Sometimes it takes years for a lesson to come in handy, but in the case of a Chicago police recruit, his training helped save a life over the weekend.
On Friday, CPD recruit Timothy Sweeney was honored, along with two other police officers, for his actions on June 30 when he sprang into action to help save a man who had been struck by a minivan.
Sweeney, who was out with his wife to pick up a blueberry pie for his grandmother, noticed an injured man on a street near the bakery, and he sprung into action.
“I didn’t have a tourniquet. I didn’t have a belt on me,” he said. “I asked someone if they had a belt, and one gentleman gave me his. I applied the belt, and got it as tight as I could.”

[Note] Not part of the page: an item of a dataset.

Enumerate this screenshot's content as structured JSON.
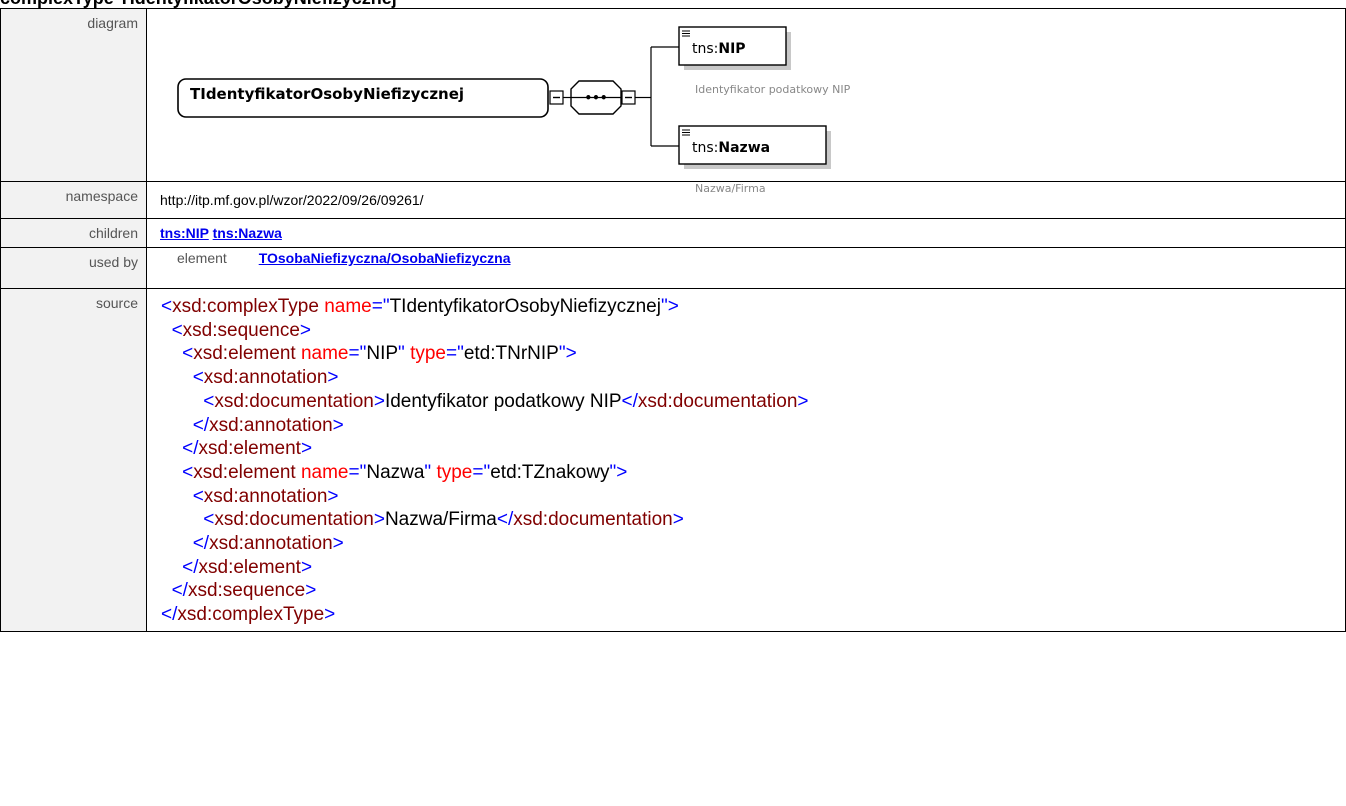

The man that Sweeney efforted to save had been struck by a minivan near the intersection of West Chicago and Ashland, and he noticed immediately that the victim was bleeding and had a serious shin injury.
“He was going through shock, and I was just trying to keep him engaged in conversation until the medics arrived,” Sweeney said.

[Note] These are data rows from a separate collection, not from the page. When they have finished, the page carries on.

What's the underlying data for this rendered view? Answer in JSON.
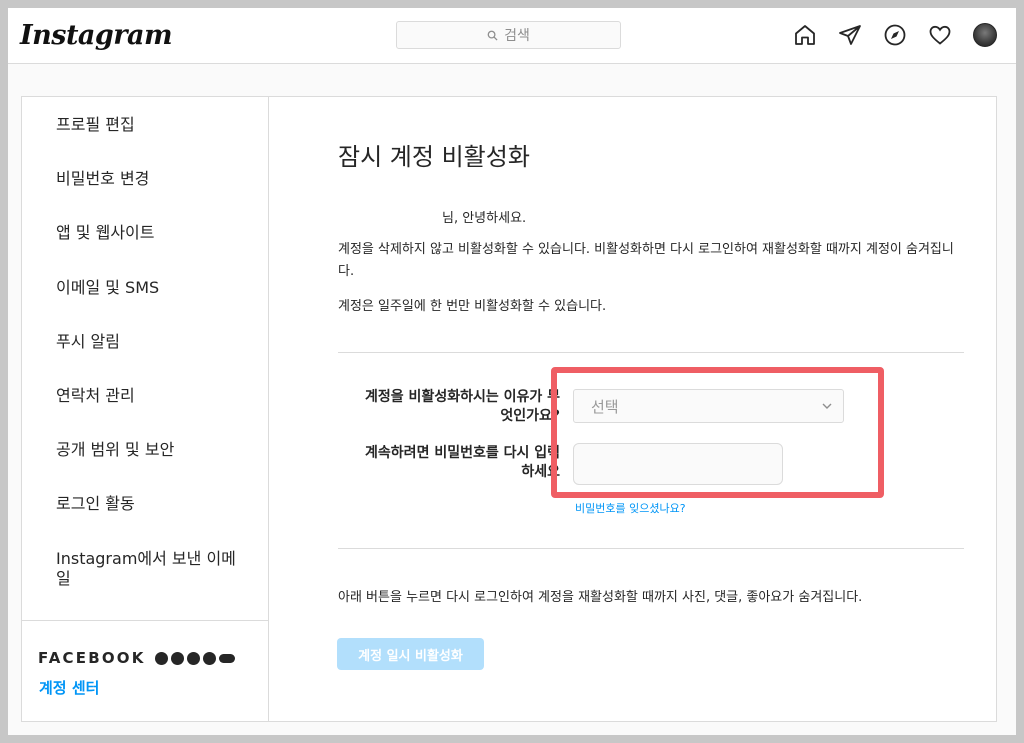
{
  "header": {
    "logo": "Instagram",
    "search_placeholder": "검색",
    "icons": [
      "home-icon",
      "direct-icon",
      "explore-icon",
      "activity-heart-icon",
      "profile-avatar"
    ]
  },
  "sidebar": {
    "items": [
      {
        "label": "프로필 편집"
      },
      {
        "label": "비밀번호 변경"
      },
      {
        "label": "앱 및 웹사이트"
      },
      {
        "label": "이메일 및 SMS"
      },
      {
        "label": "푸시 알림"
      },
      {
        "label": "연락처 관리"
      },
      {
        "label": "공개 범위 및 보안"
      },
      {
        "label": "로그인 활동"
      },
      {
        "label": "Instagram에서 보낸 이메일"
      }
    ],
    "facebook_label": "FACEBOOK",
    "accounts_center": "계정 센터"
  },
  "main": {
    "title": "잠시 계정 비활성화",
    "greeting_suffix": "님, 안녕하세요.",
    "paragraph1": "계정을 삭제하지 않고 비활성화할 수 있습니다. 비활성화하면 다시 로그인하여 재활성화할 때까지 계정이 숨겨집니다.",
    "paragraph2": "계정은 일주일에 한 번만 비활성화할 수 있습니다.",
    "reason_label": "계정을 비활성화하시는 이유가 무엇인가요?",
    "reason_select_value": "선택",
    "password_label": "계속하려면 비밀번호를 다시 입력하세요",
    "password_value": "",
    "forgot_password": "비밀번호를 잊으셨나요?",
    "bottom_note": "아래 버튼을 누르면 다시 로그인하여 계정을 재활성화할 때까지 사진, 댓글, 좋아요가 숨겨집니다.",
    "deactivate_button": "계정 일시 비활성화"
  },
  "colors": {
    "accent": "#0095f6",
    "button_disabled": "#b2dffc",
    "highlight": "#ef5e64",
    "border": "#dbdbdb"
  }
}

Fortunately for Sweeney, and the man he was helping, the recruit had recently gone through “LEMART,” which is known as Law Enforcement Medical and Rescue Training. The training courses help recruits learn how to treat preventable death injuries.

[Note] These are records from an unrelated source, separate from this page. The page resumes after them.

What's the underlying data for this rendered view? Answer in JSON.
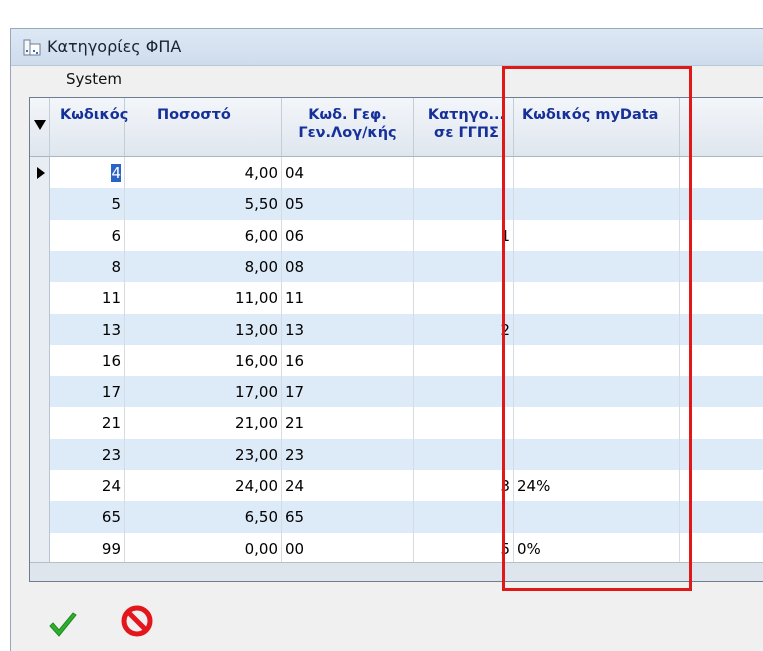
{
  "window": {
    "title": "Κατηγορίες ΦΠΑ",
    "menu": "System"
  },
  "grid": {
    "columns": [
      {
        "label": "Κωδικός"
      },
      {
        "label": "Ποσοστό"
      },
      {
        "label": "Κωδ. Γεφ. Γεν.Λογ/κής",
        "line1": "Κωδ. Γεφ.",
        "line2": "Γεν.Λογ/κής"
      },
      {
        "label": "Κατηγο... σε ΓΓΠΣ",
        "line1": "Κατηγο...",
        "line2": "σε ΓΓΠΣ"
      },
      {
        "label": "Κωδικός myData"
      }
    ],
    "rows": [
      {
        "code": "4",
        "rate": "4,00",
        "ledger": "04",
        "category": "",
        "mydata": ""
      },
      {
        "code": "5",
        "rate": "5,50",
        "ledger": "05",
        "category": "",
        "mydata": ""
      },
      {
        "code": "6",
        "rate": "6,00",
        "ledger": "06",
        "category": "1",
        "mydata": ""
      },
      {
        "code": "8",
        "rate": "8,00",
        "ledger": "08",
        "category": "",
        "mydata": ""
      },
      {
        "code": "11",
        "rate": "11,00",
        "ledger": "11",
        "category": "",
        "mydata": ""
      },
      {
        "code": "13",
        "rate": "13,00",
        "ledger": "13",
        "category": "2",
        "mydata": ""
      },
      {
        "code": "16",
        "rate": "16,00",
        "ledger": "16",
        "category": "",
        "mydata": ""
      },
      {
        "code": "17",
        "rate": "17,00",
        "ledger": "17",
        "category": "",
        "mydata": ""
      },
      {
        "code": "21",
        "rate": "21,00",
        "ledger": "21",
        "category": "",
        "mydata": ""
      },
      {
        "code": "23",
        "rate": "23,00",
        "ledger": "23",
        "category": "",
        "mydata": ""
      },
      {
        "code": "24",
        "rate": "24,00",
        "ledger": "24",
        "category": "3",
        "mydata": "24%"
      },
      {
        "code": "65",
        "rate": "6,50",
        "ledger": "65",
        "category": "",
        "mydata": ""
      },
      {
        "code": "99",
        "rate": "0,00",
        "ledger": "00",
        "category": "5",
        "mydata": "0%"
      }
    ]
  },
  "buttons": {
    "ok_icon": "check-icon",
    "cancel_icon": "cancel-icon"
  },
  "colors": {
    "header_text": "#16309a",
    "row_alt": "#ddeaf8",
    "highlight": "#e01818",
    "ok": "#2fae2f",
    "cancel": "#e3171b"
  }
}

That training helped Sweeney to save a man’s life, and he was honored along with two other officers at a ceremony at Chicago’s police education and training academy for his bravery and quick-thinking during an incident that could have turned deadly.
There was also good news for Sweeney’s grandmother.
“We finally got our pie afterward,” the recruit said.